Justice Philippedes also says that for the Euahlayi Peoples to rely on principles of international law that recognise the rights of Indigenous Peoples, along with all other United Nations conventions and resolutions that deal with the right of self-determination, sovereignty and international wrong doings, is somehow irrelevant to the Australian situation. She alludes to the fact that it is incorrect for the Euahlayi Peoples to argue that their pre-existing and continuing sovereignty cannot be interfered with by the Australian courts. She incorrectly stated that the Euahlayi could not establish its sovereignty by way of the Euahlayi Peoples Declaration of Independence and agreed with the Balonne Shire’s argument that:

... the assertion put forward appeared to be based on the proposition that a purported act of self-determination resulted in the exclusive and absolute sovereignty of the Euahlayi Nation, invoking the doctrines of “jus cogens” and “erga omnes” and was an “Act of State”, which could not be challenged save with the consent of the Euahlayi Nation. [para 18]

I do, however, agree with the assertion made by Balonne Shire that if we, the Euahlayi Peoples, seek to invoke our international rights then we should not come before the domestic courts. I have now learnt that the courts have now accepted the argument that, if we are a sovereign People as we assert, then we should not be coming to their courts.

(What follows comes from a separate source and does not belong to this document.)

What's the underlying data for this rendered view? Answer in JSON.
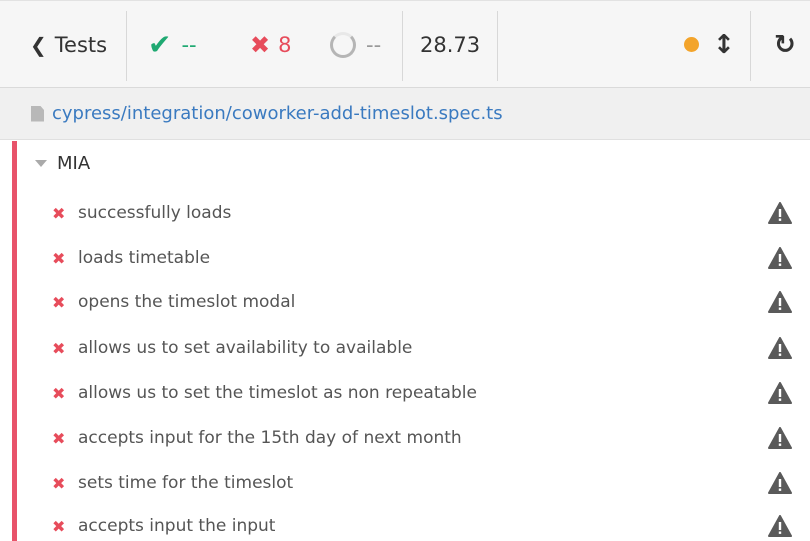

It is therefore imperative for all Aboriginal people to understand that if we assert our sovereignty through Declarations of Independence and in doing so establish our governing Councils of State and accede to international laws having been established by the UN, then aggression or acts by Australia against us will be deemed, under international law, as acts of war against a sovereign State and People.

It appears that this is now the point that we have reached. It is now up to the Peoples of each Nation to make their decisions on what they seek to do. An independent review by Dr Gary Lillienthal affirms my view:

It is my view that the judge has failed to clarify certain arguments, so that she cannot make required findings. Also, she has used the non-justiciability of the sovereignty issue as a link in a chain of argument. This being so, her decision evinces a gross denial of natural justice, an error of law on the face of the record, and jurisdictional error. This is so serious, it merits a complaint to the Judicial Commission.

Dr Gary Lillienthal

I conclude that it is an internationally wrongful act to continue to expand the doctrine of terra nullius in order to deny First Nations and Peoples our inherent rights.